Plaintiffs, parents and their minor child, sued defendants, a school district, a school board, a superintendent, a principal, and a teacher, alleging that the child was harassed by the teacher to the point where the child was removed from the teacher's class, and that the district acquiesced in the harassment. The district court granted summary judgment in favor of the defendants. Plaintiffs appealed.
Was the grant of summary judgment in favor of the defendants proper under the circumstances?
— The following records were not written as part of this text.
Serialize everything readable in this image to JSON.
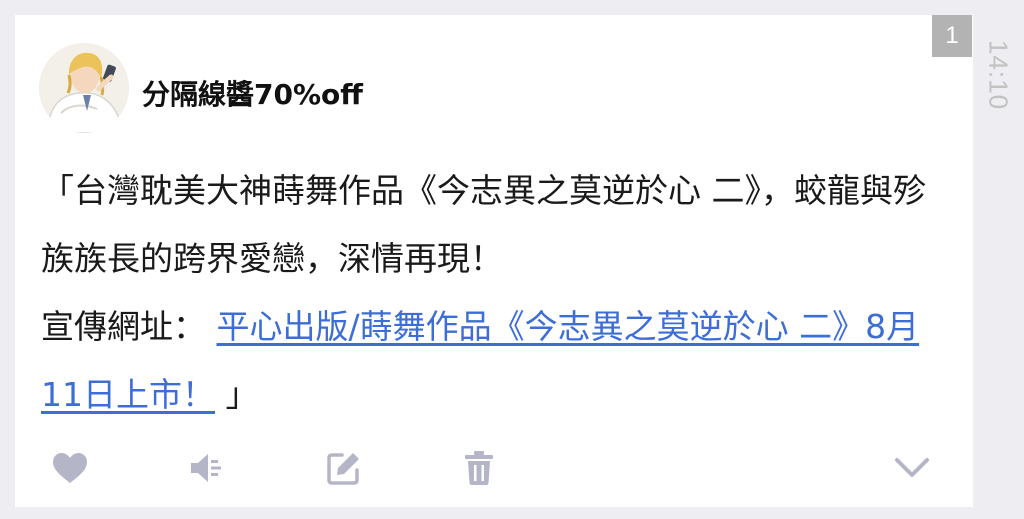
{
  "post": {
    "unread_count": "1",
    "author": "分隔線醬70%off",
    "timestamp": "14:10",
    "text_line1": "「台灣耽美大神蒔舞作品《今志異之莫逆於心 二》，蛟龍與殄族族長的跨界愛戀，深情再現！",
    "text_line2_prefix": "宣傳網址：",
    "link_text": "平心出版/蒔舞作品《今志異之莫逆於心 二》8月11日上市！",
    "text_suffix": "」"
  },
  "actions": [
    {
      "icon": "heart-icon"
    },
    {
      "icon": "speaker-icon"
    },
    {
      "icon": "edit-icon"
    },
    {
      "icon": "trash-icon"
    },
    {
      "icon": "chevron-down-icon"
    }
  ],
  "colors": {
    "background": "#ededf2",
    "card": "#ffffff",
    "link": "#3d6ed6",
    "icon": "#b5b5c8",
    "badge": "#b3b3b3",
    "timestamp": "#c2c2c2"
  }
}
The court first held that no procedural due process violation occurred, since defendants followed appropriate procedures in determining that the child did not qualify for special education services. Further, the teacher's conduct, while unprofessional, was not sufficiently shocking to the conscience to state a substantive due process claim. Also, plaintiffs failed to show that the removal from class was not rationally related to the legitimate governmental purpose of providing the child with an appropriate education. Moreover, defendants' failure to provide notice of their refusal to provide special education services did not result in a loss of any educational opportunity. Finally, plaintiffs failed to show that the child had a substantially limiting impairment, a record of such impairment, or was regarded as having an impairment.